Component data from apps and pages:
-=-=-

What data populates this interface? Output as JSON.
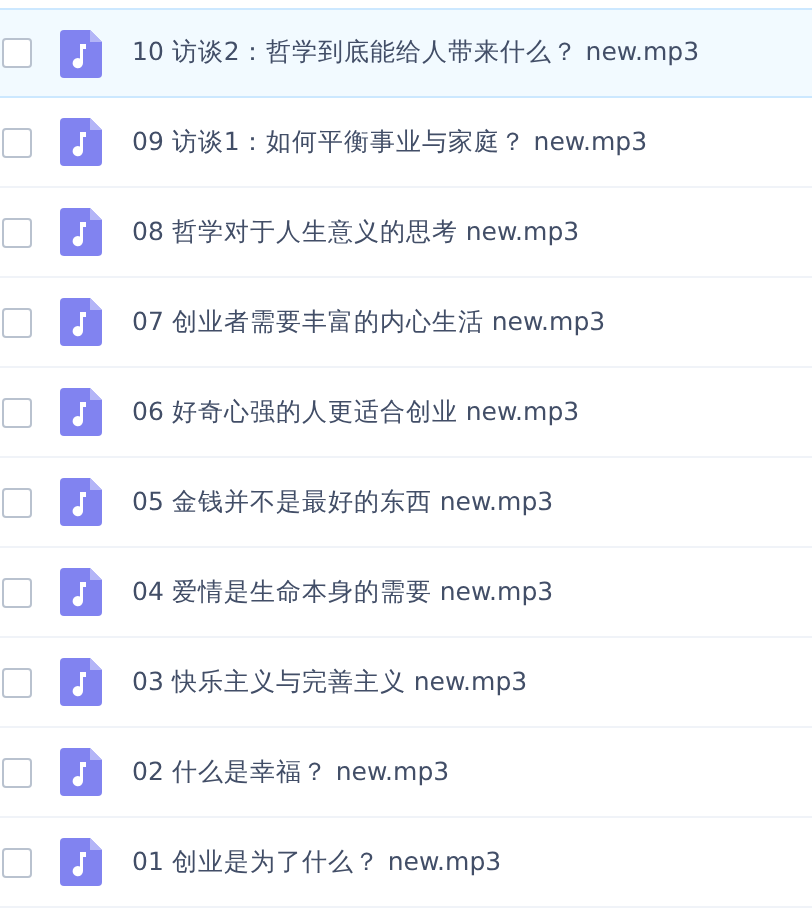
{
  "files": [
    {
      "name": "10 访谈2：哲学到底能给人带来什么？ new.mp3",
      "selected": true,
      "checked": false
    },
    {
      "name": "09 访谈1：如何平衡事业与家庭？ new.mp3",
      "selected": false,
      "checked": false
    },
    {
      "name": "08 哲学对于人生意义的思考 new.mp3",
      "selected": false,
      "checked": false
    },
    {
      "name": "07 创业者需要丰富的内心生活 new.mp3",
      "selected": false,
      "checked": false
    },
    {
      "name": "06 好奇心强的人更适合创业 new.mp3",
      "selected": false,
      "checked": false
    },
    {
      "name": "05 金钱并不是最好的东西 new.mp3",
      "selected": false,
      "checked": false
    },
    {
      "name": "04 爱情是生命本身的需要 new.mp3",
      "selected": false,
      "checked": false
    },
    {
      "name": "03 快乐主义与完善主义 new.mp3",
      "selected": false,
      "checked": false
    },
    {
      "name": "02 什么是幸福？ new.mp3",
      "selected": false,
      "checked": false
    },
    {
      "name": "01 创业是为了什么？ new.mp3",
      "selected": false,
      "checked": false
    }
  ]
}
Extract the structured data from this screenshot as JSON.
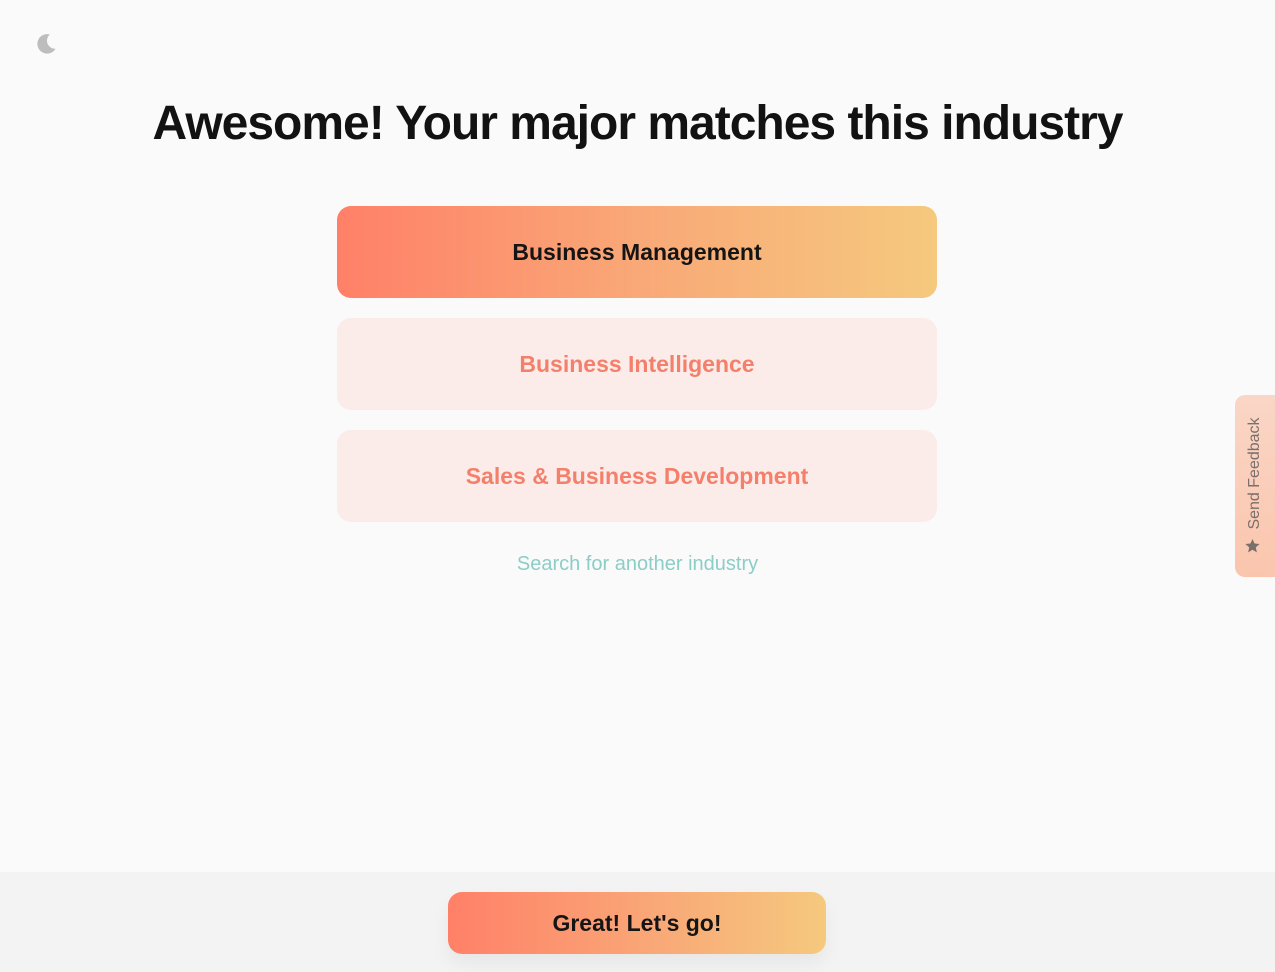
{
  "theme_toggle": {
    "icon": "moon-icon"
  },
  "title": "Awesome! Your major matches this industry",
  "options": [
    {
      "label": "Business Management",
      "selected": true
    },
    {
      "label": "Business Intelligence",
      "selected": false
    },
    {
      "label": "Sales & Business Development",
      "selected": false
    }
  ],
  "search_link": "Search for another industry",
  "feedback": {
    "label": "Send Feedback",
    "icon": "star-icon"
  },
  "cta": {
    "label": "Great! Let's go!"
  },
  "colors": {
    "accent_start": "#ff8068",
    "accent_end": "#f5c97e",
    "option_unselected_bg": "#fbecea",
    "option_unselected_text": "#f4806b",
    "link": "#8ccdc7"
  }
}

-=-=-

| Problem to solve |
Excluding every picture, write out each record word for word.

| Completed task |
What data populates this interface? Output as JSON.
{
  "files": [
    {
      "name": "10 访谈2：哲学到底能给人带来什么？ new.mp3",
      "selected": true,
      "checked": false
    },
    {
      "name": "09 访谈1：如何平衡事业与家庭？ new.mp3",
      "selected": false,
      "checked": false
    },
    {
      "name": "08 哲学对于人生意义的思考 new.mp3",
      "selected": false,
      "checked": false
    },
    {
      "name": "07 创业者需要丰富的内心生活 new.mp3",
      "selected": false,
      "checked": false
    },
    {
      "name": "06 好奇心强的人更适合创业 new.mp3",
      "selected": false,
      "checked": false
    },
    {
      "name": "05 金钱并不是最好的东西 new.mp3",
      "selected": false,
      "checked": false
    },
    {
      "name": "04 爱情是生命本身的需要 new.mp3",
      "selected": false,
      "checked": false
    },
    {
      "name": "03 快乐主义与完善主义 new.mp3",
      "selected": false,
      "checked": false
    },
    {
      "name": "02 什么是幸福？ new.mp3",
      "selected": false,
      "checked": false
    },
    {
      "name": "01 创业是为了什么？ new.mp3",
      "selected": false,
      "checked": false
    }
  ]
}
Extract the structured data from this screenshot as JSON.
{
  "theme_toggle": {
    "icon": "moon-icon"
  },
  "title": "Awesome! Your major matches this industry",
  "options": [
    {
      "label": "Business Management",
      "selected": true
    },
    {
      "label": "Business Intelligence",
      "selected": false
    },
    {
      "label": "Sales & Business Development",
      "selected": false
    }
  ],
  "search_link": "Search for another industry",
  "feedback": {
    "label": "Send Feedback",
    "icon": "star-icon"
  },
  "cta": {
    "label": "Great! Let's go!"
  },
  "colors": {
    "accent_start": "#ff8068",
    "accent_end": "#f5c97e",
    "option_unselected_bg": "#fbecea",
    "option_unselected_text": "#f4806b",
    "link": "#8ccdc7"
  }
}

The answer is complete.